Wisdom teeth have grown quite a notorious reputation, not just for the discomfort they cause, but because of their seemingly complete irrelevance to the function of the mouth. You may have had your wisdom teeth removed before they caused you any trouble. If you are like most people, however, you’ve experienced the discomfort of third molars trying to force their way into the space at the back of your mouth. While you were cursing your wisdom teeth, and possibly calling them every name in the book (and some that aren’t), did you ever wonder what was the point of wisdom teeth in the first place? Dr. Michael Young takes a closer look at wisdom teeth and why they appear at all.
Why Do We Have Wisdom Teeth?

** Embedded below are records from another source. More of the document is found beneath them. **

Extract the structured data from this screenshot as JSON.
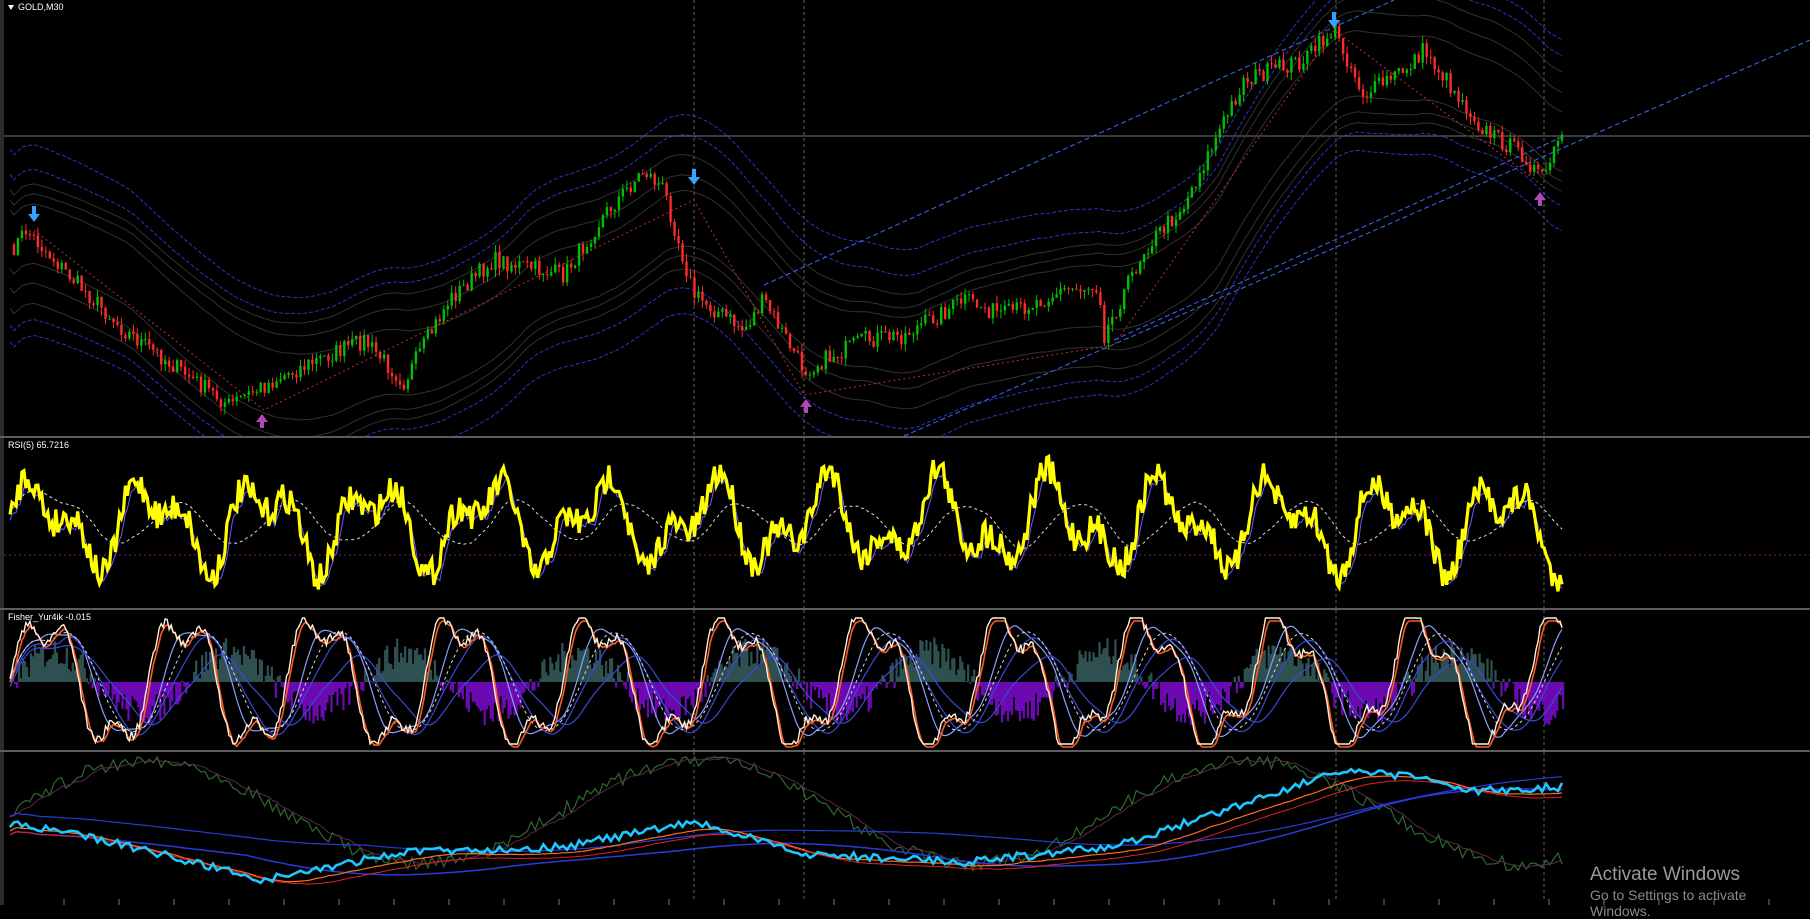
{
  "window": {
    "symbol_title": "GOLD,M30",
    "arrow_icon": "triangle-down-icon"
  },
  "panes": {
    "price": {
      "label": "GOLD,M30"
    },
    "rsi": {
      "label": "RSI(5) 65.7216",
      "value": 65.7216
    },
    "fisher": {
      "label": "Fisher_Yur4ik -0.015",
      "value": -0.015
    },
    "ma": {
      "label": ""
    }
  },
  "colors": {
    "background": "#000000",
    "bull_candle": "#00c000",
    "bear_candle": "#ff2a2a",
    "rsi_line": "#ffff00",
    "rsi_signal": "#6a5cff",
    "fisher_white": "#fff0dc",
    "fisher_orange": "#ff5a1e",
    "fisher_hist_pos": "#2e5050",
    "fisher_hist_neg": "#6a0ab0",
    "ma_cyan": "#1ec8ff",
    "ma_orange": "#ff6a1e",
    "ma_blue": "#2a3ad8",
    "ma_green": "#2e6a2e",
    "channel_blue": "#3a3ae8",
    "trend_dashed": "#3a6aff",
    "arrow_up": "#3aa0ff",
    "arrow_down": "#b04ab0",
    "crosshair": "#c0c0c0"
  },
  "watermark": {
    "title": "Activate Windows",
    "subtitle": "Go to Settings to activate Windows."
  },
  "markers": {
    "sell_arrow_icon": "blue-down-arrow-icon",
    "buy_arrow_icon": "magenta-up-arrow-icon"
  }
}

Our third molars, or wisdom teeth, are the last teeth to form and usually do not erupt (rise out of the gums) until the late teen years. Because of the discomfort and oral issues associated with these teeth, many people choose to extract them as soon as they appear, even if they have not caused trouble at that point. So why would we grow a set of teeth just to take them out as soon as they show up? Scientists believe the third molars did serve a purpose at one point. The diets of our early ancestors consisted of tougher, coarser food, such as raw plants and roots. Excessive chewing was needed to grind this food into something digestible, and constant tooth wear may have been a common problem. The extra molars provided the additional chewing power our ancestors required. These early humans are believed to have had wider jaws as well, so crowding due to third molar eruption must have been much less common than it is today. As we evolved and began cooking food to soften it, the third molars became unnecessary, and today evolutionary biologists consider wisdom teeth vestigial organs (no longer needed due to evolution).

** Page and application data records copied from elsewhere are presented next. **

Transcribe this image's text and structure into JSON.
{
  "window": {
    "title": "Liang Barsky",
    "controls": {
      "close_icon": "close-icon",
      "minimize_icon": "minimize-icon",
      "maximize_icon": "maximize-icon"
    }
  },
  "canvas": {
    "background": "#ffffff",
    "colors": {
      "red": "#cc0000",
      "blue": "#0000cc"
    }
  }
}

Problems with Wisdom Teeth
Some people can fully develop their wisdom teeth and not experience any discomfort. The majority, however, experience all kinds of problems due to the growth of wisdom teeth. Because human jaws are smaller now, it is common for wisdom teeth to become impacted, or blocked, by surrounding teeth. Sometimes, the tooth may only partially erupt, and food particles can lodge in the gum tissue around the tooth, leading to gum infection and disease. If you are in or near the 70508 area and have a wisdom tooth you would like removed, call our office at (337) 237-6453 to schedule an appointment with your Lafayette dentist.